Like her brothers, Cammi Granato loved playing mini-sticks hockey in the basement of the family’s suburban Chicago home. Inspired by the “Miracle on Ice” 1980 U.S. Olympic team, they’d pretend to be the upstart Americans who defeated the mighty Russians. Also like her brothers, she dreamed of making it to the NHL.
“I wanted to play for the Blackhawks, because those were my idols,” she says. “I dreamed the same dream as them and it didn’t occur to me until I was probably 12 or 13 years old, ‘Am I going to be able to do this?’
“My mom tried to steer me into another sport, thinking that at some point I’d have to quit, and I remember just looking at her and crying and ran up the stairs and saying, ‘I’m not quitting. Nothing is making me quit.’ … I was a hockey player. I lived and breathed it the identical way that my brothers did.”
Granato couldn’t play hockey at the University of Wisconsin, like her brothers Tony and Don, because there was no women’s team then. Instead, she played at Providence College as an undergrad and at Concordia University in Montreal as a graduate student. (Tony went on to have a respectable NHL career and Don is an assistant coach of the Buffalo Sabres.)
A clever forward with a great scoring touch, Granato played in the first women’s world championships in 1990 and was the captain of the champion 1998 U.S. team in the first women’s Olympic hockey tournament. After spending a season as a commentator on Kings radio broadcasts she returned to the U.S. team and won a silver medal at the 2002 Salt Lake City Olympics. She played in nine world championship tournaments, highlighted by the American women winning their first world title in 2005.
In 2008, Granato became the first woman elected to the U.S. Hockey Hall of Fame and was one of the first three women elected to the International Hockey Hall of Fame.
She recently recorded another first when she was hired as a pro scout by the NHL’s Seattle expansion team, a significant step in a wave of change that has included women being hired as NBA assistant coaches. “Women have been qualified for these jobs,” she says. “Now, it’s exciting because there’s people that are more forward-thinking that are offering these jobs and knowing the person is qualified, no matter the gender.”
Granato supported the women who vowed to boycott the 2017 world championships in Plymouth, Mich., if USA Hockey didn’t increase their pay and provide more programs for girls and women. Social media was an ally for them, a benefit Granato and her teammates didn’t have.
She recalled being hopeful that women’s hockey would boom after the 1998 team was welcomed home with parades and late-night talk show appearances, but her hopes fizzled when USA Hockey did nothing to promote them until the world championships were held in Minnesota in 2001.
“That’s the year that we tried to fight for some rights,” she said, “like the girls did two years ago, for the same things they were asking or very similar to things they were asking. … We were told basically, ‘Shut up and play,’ and [that] we were lucky to have a team.”

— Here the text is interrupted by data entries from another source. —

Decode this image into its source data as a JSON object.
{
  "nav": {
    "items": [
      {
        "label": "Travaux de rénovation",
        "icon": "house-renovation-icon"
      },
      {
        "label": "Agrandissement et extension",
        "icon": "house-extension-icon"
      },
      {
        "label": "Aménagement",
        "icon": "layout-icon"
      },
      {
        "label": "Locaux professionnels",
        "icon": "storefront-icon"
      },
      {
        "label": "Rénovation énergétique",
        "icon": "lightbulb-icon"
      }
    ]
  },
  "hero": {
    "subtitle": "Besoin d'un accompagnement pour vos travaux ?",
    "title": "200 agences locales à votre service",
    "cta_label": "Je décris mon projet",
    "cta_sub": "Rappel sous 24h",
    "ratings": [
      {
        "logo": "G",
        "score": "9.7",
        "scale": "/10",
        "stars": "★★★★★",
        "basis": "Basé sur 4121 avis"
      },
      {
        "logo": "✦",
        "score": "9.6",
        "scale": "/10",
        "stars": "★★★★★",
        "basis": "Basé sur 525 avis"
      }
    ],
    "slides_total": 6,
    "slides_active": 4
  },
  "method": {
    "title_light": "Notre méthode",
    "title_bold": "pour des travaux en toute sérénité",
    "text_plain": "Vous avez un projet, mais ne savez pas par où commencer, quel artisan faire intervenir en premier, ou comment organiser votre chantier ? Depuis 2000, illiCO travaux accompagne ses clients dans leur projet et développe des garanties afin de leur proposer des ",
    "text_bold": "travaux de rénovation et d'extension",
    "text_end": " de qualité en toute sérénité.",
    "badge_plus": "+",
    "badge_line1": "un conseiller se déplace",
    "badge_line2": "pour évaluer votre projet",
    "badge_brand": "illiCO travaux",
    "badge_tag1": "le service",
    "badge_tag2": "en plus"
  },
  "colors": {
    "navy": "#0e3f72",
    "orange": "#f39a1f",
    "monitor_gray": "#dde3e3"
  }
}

A settlement reached days before the 2017 world championships gave the U.S. women’s team better pay and per diem money and the same travel and insurance considerations as the men’s team. “I’m happy to know that change is here and that there’s momentum,” Granato says.